(Web page and app entries)

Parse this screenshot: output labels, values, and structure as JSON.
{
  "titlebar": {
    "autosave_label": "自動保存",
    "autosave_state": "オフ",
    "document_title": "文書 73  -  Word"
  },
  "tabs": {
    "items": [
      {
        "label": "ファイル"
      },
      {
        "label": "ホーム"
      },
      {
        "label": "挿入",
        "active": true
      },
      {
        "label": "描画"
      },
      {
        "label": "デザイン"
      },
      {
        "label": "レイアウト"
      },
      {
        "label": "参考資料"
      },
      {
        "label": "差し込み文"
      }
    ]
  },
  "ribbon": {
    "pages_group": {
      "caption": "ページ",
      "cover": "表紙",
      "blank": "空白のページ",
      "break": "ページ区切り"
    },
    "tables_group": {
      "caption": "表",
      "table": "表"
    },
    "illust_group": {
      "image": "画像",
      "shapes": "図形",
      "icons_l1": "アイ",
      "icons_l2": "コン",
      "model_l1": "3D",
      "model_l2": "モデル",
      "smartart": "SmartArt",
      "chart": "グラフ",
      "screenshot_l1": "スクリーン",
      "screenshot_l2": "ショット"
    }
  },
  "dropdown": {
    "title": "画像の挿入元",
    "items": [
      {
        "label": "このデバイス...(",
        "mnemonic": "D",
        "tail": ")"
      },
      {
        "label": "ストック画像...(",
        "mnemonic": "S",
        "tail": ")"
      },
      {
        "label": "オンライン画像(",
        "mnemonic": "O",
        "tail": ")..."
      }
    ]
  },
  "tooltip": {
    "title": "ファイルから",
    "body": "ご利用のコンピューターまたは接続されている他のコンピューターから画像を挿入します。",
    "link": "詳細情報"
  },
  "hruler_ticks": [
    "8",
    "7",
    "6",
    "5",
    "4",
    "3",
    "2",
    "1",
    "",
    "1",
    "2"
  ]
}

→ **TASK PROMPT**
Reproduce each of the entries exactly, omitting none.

→ **SOLUTION**
Parse this screenshot: output labels, values, and structure as JSON.
{
  "titlebar": {
    "autosave_label": "自動保存",
    "autosave_state": "オフ",
    "document_title": "文書 73  -  Word"
  },
  "tabs": {
    "items": [
      {
        "label": "ファイル"
      },
      {
        "label": "ホーム"
      },
      {
        "label": "挿入",
        "active": true
      },
      {
        "label": "描画"
      },
      {
        "label": "デザイン"
      },
      {
        "label": "レイアウト"
      },
      {
        "label": "参考資料"
      },
      {
        "label": "差し込み文"
      }
    ]
  },
  "ribbon": {
    "pages_group": {
      "caption": "ページ",
      "cover": "表紙",
      "blank": "空白のページ",
      "break": "ページ区切り"
    },
    "tables_group": {
      "caption": "表",
      "table": "表"
    },
    "illust_group": {
      "image": "画像",
      "shapes": "図形",
      "icons_l1": "アイ",
      "icons_l2": "コン",
      "model_l1": "3D",
      "model_l2": "モデル",
      "smartart": "SmartArt",
      "chart": "グラフ",
      "screenshot_l1": "スクリーン",
      "screenshot_l2": "ショット"
    }
  },
  "dropdown": {
    "title": "画像の挿入元",
    "items": [
      {
        "label": "このデバイス...(",
        "mnemonic": "D",
        "tail": ")"
      },
      {
        "label": "ストック画像...(",
        "mnemonic": "S",
        "tail": ")"
      },
      {
        "label": "オンライン画像(",
        "mnemonic": "O",
        "tail": ")..."
      }
    ]
  },
  "tooltip": {
    "title": "ファイルから",
    "body": "ご利用のコンピューターまたは接続されている他のコンピューターから画像を挿入します。",
    "link": "詳細情報"
  },
  "hruler_ticks": [
    "8",
    "7",
    "6",
    "5",
    "4",
    "3",
    "2",
    "1",
    "",
    "1",
    "2"
  ]
}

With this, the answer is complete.